Paisley Rekdal has never been afraid of the big themes, the overpowering issues. I remember a Hopwood Award-winning essay she wrote back in the 1990s, when she was in graduate school at U-M–“We do not live here; we are only visitors.” It became the opening of her first book, The Night My Mother Met Bruce Lee, a collection of personal essays about growing up as the child of a Norwegian father and a Chinese American mother. The essay examined the perceptions of race but started and ended with the completely personal. Its author was obviously a poet.
Since then, she has published four collections of poetry, garnering many awards and a professorship at the University of Utah. But she continues exploring provocative subjects in her poems and finding new ways of approaching those subjects. Her most recent collection, Animal Eye, has poems that find their roots in history and others that spring from the personal and familial. She can write an homage to a dead poet or a travel narrative where race becomes the dominant theme. There’s often a subdued eroticism that charges the poems, yet they are unified by a meditative tone that allows the poet to move easily from exact observations to the thoughts that rise from them.
But these are first and finally poems. We read them to watch the play of an exceptional imagination, to hear the sounds captured by one practiced ear. Near the end of Animal Eye, in the poem “Dragonfly,” Rekdal describes a tiny diaphanous dragonfly until she arrives at “wings almost too thin / to be seen but still / must be believed in,” and the reader realizes this poet has taken him to a very different place. What had been a description of the mating odonates has become a way to confront some essential questions:

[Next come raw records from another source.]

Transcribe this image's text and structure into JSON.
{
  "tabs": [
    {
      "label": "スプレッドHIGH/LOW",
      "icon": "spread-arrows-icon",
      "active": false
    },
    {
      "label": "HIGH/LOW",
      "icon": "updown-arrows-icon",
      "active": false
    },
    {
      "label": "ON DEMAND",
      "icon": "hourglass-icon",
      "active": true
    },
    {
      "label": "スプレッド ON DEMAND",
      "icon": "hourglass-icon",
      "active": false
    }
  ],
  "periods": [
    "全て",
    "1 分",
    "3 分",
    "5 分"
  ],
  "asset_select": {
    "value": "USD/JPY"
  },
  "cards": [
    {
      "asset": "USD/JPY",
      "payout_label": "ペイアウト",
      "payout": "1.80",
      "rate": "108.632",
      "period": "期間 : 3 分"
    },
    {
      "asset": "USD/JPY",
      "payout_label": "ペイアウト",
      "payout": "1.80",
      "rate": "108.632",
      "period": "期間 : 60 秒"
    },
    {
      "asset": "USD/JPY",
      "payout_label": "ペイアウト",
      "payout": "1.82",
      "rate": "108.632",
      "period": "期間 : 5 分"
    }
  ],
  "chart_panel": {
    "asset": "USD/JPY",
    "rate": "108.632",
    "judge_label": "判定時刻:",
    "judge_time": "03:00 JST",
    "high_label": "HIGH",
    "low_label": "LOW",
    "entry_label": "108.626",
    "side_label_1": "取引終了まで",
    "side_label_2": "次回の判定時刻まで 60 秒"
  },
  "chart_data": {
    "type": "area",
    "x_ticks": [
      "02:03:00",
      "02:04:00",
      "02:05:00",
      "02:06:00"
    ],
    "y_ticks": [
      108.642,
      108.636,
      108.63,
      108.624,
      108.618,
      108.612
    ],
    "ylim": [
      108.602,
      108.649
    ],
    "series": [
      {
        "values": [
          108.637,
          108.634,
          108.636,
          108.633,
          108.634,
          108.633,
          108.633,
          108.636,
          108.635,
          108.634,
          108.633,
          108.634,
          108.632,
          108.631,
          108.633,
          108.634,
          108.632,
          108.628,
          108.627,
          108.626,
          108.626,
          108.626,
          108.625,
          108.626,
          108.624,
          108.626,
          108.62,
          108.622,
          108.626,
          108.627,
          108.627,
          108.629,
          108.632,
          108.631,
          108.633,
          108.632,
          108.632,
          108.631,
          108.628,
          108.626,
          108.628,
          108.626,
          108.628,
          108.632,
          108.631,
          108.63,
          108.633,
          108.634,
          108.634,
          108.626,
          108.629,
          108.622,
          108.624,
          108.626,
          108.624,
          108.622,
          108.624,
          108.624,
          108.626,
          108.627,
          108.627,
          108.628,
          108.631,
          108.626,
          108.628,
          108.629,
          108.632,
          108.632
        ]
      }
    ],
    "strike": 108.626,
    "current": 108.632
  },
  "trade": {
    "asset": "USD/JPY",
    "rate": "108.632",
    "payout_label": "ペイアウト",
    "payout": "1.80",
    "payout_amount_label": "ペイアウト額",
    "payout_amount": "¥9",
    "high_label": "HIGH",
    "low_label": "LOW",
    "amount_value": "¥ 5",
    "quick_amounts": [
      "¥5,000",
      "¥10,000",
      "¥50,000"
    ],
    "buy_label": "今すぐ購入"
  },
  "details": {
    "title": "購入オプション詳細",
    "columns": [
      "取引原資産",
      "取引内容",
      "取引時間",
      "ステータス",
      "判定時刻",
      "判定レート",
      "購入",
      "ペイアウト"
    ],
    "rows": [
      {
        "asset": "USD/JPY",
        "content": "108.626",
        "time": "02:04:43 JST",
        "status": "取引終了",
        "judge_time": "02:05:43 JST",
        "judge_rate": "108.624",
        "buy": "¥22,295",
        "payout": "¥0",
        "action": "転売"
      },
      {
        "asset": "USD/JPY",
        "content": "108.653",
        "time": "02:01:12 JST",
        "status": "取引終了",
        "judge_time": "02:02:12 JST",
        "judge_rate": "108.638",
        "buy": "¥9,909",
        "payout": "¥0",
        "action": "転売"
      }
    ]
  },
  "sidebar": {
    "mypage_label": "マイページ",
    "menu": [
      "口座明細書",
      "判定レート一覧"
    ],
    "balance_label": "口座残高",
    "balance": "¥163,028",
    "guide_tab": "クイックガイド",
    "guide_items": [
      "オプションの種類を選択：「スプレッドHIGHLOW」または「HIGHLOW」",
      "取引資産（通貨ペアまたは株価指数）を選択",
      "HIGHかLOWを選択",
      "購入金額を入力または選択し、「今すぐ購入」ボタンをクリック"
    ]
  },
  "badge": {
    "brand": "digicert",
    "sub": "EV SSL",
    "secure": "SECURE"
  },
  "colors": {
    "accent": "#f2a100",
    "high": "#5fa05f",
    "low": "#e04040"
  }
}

How to solidify
this barely imaginable:
to scrape and name and tear
until something inviolable
can be reached,
one point around which
everything else might fix
itself in opposition, calling it love
each time it happens,
pale yellow silvering
between bay leaves?
The yellow in the bay leaves comes back at the end of the sentence, reconnecting us to the real world that has dragonflies in it, while still allowing for the possibility of that “something inviolable” that we have to work so hard to grasp. Rekdal is able to find it more often than most; what’s even better is that her poems can convince us that the scraping and naming and tearing is worth the effort. Rekdal reads her poetry at the U-M Museum of Art on February 20.